» **EXERCISE AIM**: I'd like every record given again exactly, please.

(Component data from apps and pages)
◇ ◇ ◇ ◇ ◇ ◇ ◇

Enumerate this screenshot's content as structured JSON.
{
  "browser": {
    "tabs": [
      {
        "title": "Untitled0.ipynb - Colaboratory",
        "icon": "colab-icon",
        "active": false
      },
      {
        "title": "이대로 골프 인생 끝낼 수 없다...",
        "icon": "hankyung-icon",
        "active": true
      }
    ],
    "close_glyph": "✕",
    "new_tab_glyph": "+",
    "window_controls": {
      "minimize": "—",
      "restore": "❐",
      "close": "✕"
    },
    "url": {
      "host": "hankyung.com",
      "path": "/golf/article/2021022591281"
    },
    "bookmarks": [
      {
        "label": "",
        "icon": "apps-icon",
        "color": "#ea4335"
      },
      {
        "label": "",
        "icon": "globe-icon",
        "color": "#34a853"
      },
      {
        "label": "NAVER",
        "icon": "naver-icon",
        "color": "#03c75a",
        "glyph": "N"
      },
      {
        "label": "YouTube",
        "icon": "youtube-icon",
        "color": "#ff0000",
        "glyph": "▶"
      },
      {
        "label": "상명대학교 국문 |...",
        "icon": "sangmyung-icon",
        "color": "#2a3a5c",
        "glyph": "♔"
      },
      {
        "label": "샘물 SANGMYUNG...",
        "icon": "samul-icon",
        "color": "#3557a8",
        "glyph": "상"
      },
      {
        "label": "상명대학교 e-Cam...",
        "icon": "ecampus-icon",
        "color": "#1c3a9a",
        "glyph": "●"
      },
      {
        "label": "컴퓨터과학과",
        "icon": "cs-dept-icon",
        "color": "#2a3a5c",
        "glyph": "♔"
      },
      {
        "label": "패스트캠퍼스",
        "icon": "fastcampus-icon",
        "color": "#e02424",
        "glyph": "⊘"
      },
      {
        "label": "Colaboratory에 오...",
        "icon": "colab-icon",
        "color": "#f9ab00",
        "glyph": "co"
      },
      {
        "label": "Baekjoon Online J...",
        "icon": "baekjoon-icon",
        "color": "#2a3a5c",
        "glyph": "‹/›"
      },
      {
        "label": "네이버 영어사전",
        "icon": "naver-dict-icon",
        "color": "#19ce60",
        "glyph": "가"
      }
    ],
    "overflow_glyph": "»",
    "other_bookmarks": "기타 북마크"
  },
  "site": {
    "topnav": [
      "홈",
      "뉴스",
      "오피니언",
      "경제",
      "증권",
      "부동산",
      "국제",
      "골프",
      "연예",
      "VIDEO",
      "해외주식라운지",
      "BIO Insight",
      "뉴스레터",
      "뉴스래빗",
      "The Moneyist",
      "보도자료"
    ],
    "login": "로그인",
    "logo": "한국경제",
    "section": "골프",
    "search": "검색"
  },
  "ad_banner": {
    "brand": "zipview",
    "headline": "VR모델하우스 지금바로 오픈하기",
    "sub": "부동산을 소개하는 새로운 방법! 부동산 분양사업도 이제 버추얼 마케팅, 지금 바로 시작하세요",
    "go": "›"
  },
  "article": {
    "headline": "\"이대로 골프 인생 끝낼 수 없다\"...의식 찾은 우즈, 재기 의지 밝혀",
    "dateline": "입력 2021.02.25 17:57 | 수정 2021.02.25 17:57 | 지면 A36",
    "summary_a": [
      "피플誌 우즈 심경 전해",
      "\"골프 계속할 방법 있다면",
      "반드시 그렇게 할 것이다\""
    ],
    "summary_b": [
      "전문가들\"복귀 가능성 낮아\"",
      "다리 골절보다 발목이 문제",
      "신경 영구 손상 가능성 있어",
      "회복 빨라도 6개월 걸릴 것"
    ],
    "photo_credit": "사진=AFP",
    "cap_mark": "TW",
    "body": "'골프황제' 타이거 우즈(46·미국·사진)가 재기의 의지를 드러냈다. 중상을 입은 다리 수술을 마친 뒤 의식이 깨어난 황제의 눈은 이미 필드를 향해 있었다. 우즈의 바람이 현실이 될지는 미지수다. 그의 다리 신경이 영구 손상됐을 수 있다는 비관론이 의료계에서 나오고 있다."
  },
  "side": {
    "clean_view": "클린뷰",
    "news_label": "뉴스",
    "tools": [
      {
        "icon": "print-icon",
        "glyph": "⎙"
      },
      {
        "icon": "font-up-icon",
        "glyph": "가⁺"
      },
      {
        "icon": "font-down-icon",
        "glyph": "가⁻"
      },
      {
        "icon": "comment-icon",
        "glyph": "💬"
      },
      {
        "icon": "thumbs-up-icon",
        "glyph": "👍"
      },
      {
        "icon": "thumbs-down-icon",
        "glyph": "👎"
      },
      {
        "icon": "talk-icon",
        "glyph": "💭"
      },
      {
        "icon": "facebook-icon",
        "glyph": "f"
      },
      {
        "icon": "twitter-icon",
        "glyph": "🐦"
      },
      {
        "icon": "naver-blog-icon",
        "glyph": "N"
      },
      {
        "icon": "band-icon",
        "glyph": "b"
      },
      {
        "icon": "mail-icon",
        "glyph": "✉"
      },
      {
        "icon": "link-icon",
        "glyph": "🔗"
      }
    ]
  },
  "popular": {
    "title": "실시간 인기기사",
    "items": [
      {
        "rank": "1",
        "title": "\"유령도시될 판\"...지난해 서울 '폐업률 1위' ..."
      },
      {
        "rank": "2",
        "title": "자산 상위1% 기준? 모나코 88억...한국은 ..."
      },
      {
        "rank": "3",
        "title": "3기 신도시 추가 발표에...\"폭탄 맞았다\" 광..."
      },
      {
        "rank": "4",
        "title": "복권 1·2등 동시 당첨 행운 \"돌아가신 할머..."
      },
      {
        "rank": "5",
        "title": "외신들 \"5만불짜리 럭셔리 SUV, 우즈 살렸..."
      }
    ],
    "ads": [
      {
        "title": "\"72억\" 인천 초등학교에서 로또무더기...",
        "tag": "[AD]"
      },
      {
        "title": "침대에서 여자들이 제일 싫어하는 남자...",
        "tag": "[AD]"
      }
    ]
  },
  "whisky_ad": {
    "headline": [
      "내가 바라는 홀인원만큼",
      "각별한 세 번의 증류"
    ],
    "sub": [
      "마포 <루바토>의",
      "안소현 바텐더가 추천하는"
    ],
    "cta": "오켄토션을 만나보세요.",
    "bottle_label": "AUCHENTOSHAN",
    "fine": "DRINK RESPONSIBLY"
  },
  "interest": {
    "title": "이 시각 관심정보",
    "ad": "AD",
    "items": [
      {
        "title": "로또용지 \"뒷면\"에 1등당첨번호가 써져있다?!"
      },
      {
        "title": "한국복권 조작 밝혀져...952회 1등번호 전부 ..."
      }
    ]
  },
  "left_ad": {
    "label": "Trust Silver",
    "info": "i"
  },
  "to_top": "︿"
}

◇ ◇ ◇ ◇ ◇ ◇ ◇

» **RESULT OF THIS EXERCISE**:
Enumerate this screenshot's content as structured JSON.
{
  "browser": {
    "tabs": [
      {
        "title": "Untitled0.ipynb - Colaboratory",
        "icon": "colab-icon",
        "active": false
      },
      {
        "title": "이대로 골프 인생 끝낼 수 없다...",
        "icon": "hankyung-icon",
        "active": true
      }
    ],
    "close_glyph": "✕",
    "new_tab_glyph": "+",
    "window_controls": {
      "minimize": "—",
      "restore": "❐",
      "close": "✕"
    },
    "url": {
      "host": "hankyung.com",
      "path": "/golf/article/2021022591281"
    },
    "bookmarks": [
      {
        "label": "",
        "icon": "apps-icon",
        "color": "#ea4335"
      },
      {
        "label": "",
        "icon": "globe-icon",
        "color": "#34a853"
      },
      {
        "label": "NAVER",
        "icon": "naver-icon",
        "color": "#03c75a",
        "glyph": "N"
      },
      {
        "label": "YouTube",
        "icon": "youtube-icon",
        "color": "#ff0000",
        "glyph": "▶"
      },
      {
        "label": "상명대학교 국문 |...",
        "icon": "sangmyung-icon",
        "color": "#2a3a5c",
        "glyph": "♔"
      },
      {
        "label": "샘물 SANGMYUNG...",
        "icon": "samul-icon",
        "color": "#3557a8",
        "glyph": "상"
      },
      {
        "label": "상명대학교 e-Cam...",
        "icon": "ecampus-icon",
        "color": "#1c3a9a",
        "glyph": "●"
      },
      {
        "label": "컴퓨터과학과",
        "icon": "cs-dept-icon",
        "color": "#2a3a5c",
        "glyph": "♔"
      },
      {
        "label": "패스트캠퍼스",
        "icon": "fastcampus-icon",
        "color": "#e02424",
        "glyph": "⊘"
      },
      {
        "label": "Colaboratory에 오...",
        "icon": "colab-icon",
        "color": "#f9ab00",
        "glyph": "co"
      },
      {
        "label": "Baekjoon Online J...",
        "icon": "baekjoon-icon",
        "color": "#2a3a5c",
        "glyph": "‹/›"
      },
      {
        "label": "네이버 영어사전",
        "icon": "naver-dict-icon",
        "color": "#19ce60",
        "glyph": "가"
      }
    ],
    "overflow_glyph": "»",
    "other_bookmarks": "기타 북마크"
  },
  "site": {
    "topnav": [
      "홈",
      "뉴스",
      "오피니언",
      "경제",
      "증권",
      "부동산",
      "국제",
      "골프",
      "연예",
      "VIDEO",
      "해외주식라운지",
      "BIO Insight",
      "뉴스레터",
      "뉴스래빗",
      "The Moneyist",
      "보도자료"
    ],
    "login": "로그인",
    "logo": "한국경제",
    "section": "골프",
    "search": "검색"
  },
  "ad_banner": {
    "brand": "zipview",
    "headline": "VR모델하우스 지금바로 오픈하기",
    "sub": "부동산을 소개하는 새로운 방법! 부동산 분양사업도 이제 버추얼 마케팅, 지금 바로 시작하세요",
    "go": "›"
  },
  "article": {
    "headline": "\"이대로 골프 인생 끝낼 수 없다\"...의식 찾은 우즈, 재기 의지 밝혀",
    "dateline": "입력 2021.02.25 17:57 | 수정 2021.02.25 17:57 | 지면 A36",
    "summary_a": [
      "피플誌 우즈 심경 전해",
      "\"골프 계속할 방법 있다면",
      "반드시 그렇게 할 것이다\""
    ],
    "summary_b": [
      "전문가들\"복귀 가능성 낮아\"",
      "다리 골절보다 발목이 문제",
      "신경 영구 손상 가능성 있어",
      "회복 빨라도 6개월 걸릴 것"
    ],
    "photo_credit": "사진=AFP",
    "cap_mark": "TW",
    "body": "'골프황제' 타이거 우즈(46·미국·사진)가 재기의 의지를 드러냈다. 중상을 입은 다리 수술을 마친 뒤 의식이 깨어난 황제의 눈은 이미 필드를 향해 있었다. 우즈의 바람이 현실이 될지는 미지수다. 그의 다리 신경이 영구 손상됐을 수 있다는 비관론이 의료계에서 나오고 있다."
  },
  "side": {
    "clean_view": "클린뷰",
    "news_label": "뉴스",
    "tools": [
      {
        "icon": "print-icon",
        "glyph": "⎙"
      },
      {
        "icon": "font-up-icon",
        "glyph": "가⁺"
      },
      {
        "icon": "font-down-icon",
        "glyph": "가⁻"
      },
      {
        "icon": "comment-icon",
        "glyph": "💬"
      },
      {
        "icon": "thumbs-up-icon",
        "glyph": "👍"
      },
      {
        "icon": "thumbs-down-icon",
        "glyph": "👎"
      },
      {
        "icon": "talk-icon",
        "glyph": "💭"
      },
      {
        "icon": "facebook-icon",
        "glyph": "f"
      },
      {
        "icon": "twitter-icon",
        "glyph": "🐦"
      },
      {
        "icon": "naver-blog-icon",
        "glyph": "N"
      },
      {
        "icon": "band-icon",
        "glyph": "b"
      },
      {
        "icon": "mail-icon",
        "glyph": "✉"
      },
      {
        "icon": "link-icon",
        "glyph": "🔗"
      }
    ]
  },
  "popular": {
    "title": "실시간 인기기사",
    "items": [
      {
        "rank": "1",
        "title": "\"유령도시될 판\"...지난해 서울 '폐업률 1위' ..."
      },
      {
        "rank": "2",
        "title": "자산 상위1% 기준? 모나코 88억...한국은 ..."
      },
      {
        "rank": "3",
        "title": "3기 신도시 추가 발표에...\"폭탄 맞았다\" 광..."
      },
      {
        "rank": "4",
        "title": "복권 1·2등 동시 당첨 행운 \"돌아가신 할머..."
      },
      {
        "rank": "5",
        "title": "외신들 \"5만불짜리 럭셔리 SUV, 우즈 살렸..."
      }
    ],
    "ads": [
      {
        "title": "\"72억\" 인천 초등학교에서 로또무더기...",
        "tag": "[AD]"
      },
      {
        "title": "침대에서 여자들이 제일 싫어하는 남자...",
        "tag": "[AD]"
      }
    ]
  },
  "whisky_ad": {
    "headline": [
      "내가 바라는 홀인원만큼",
      "각별한 세 번의 증류"
    ],
    "sub": [
      "마포 <루바토>의",
      "안소현 바텐더가 추천하는"
    ],
    "cta": "오켄토션을 만나보세요.",
    "bottle_label": "AUCHENTOSHAN",
    "fine": "DRINK RESPONSIBLY"
  },
  "interest": {
    "title": "이 시각 관심정보",
    "ad": "AD",
    "items": [
      {
        "title": "로또용지 \"뒷면\"에 1등당첨번호가 써져있다?!"
      },
      {
        "title": "한국복권 조작 밝혀져...952회 1등번호 전부 ..."
      }
    ]
  },
  "left_ad": {
    "label": "Trust Silver",
    "info": "i"
  },
  "to_top": "︿"
}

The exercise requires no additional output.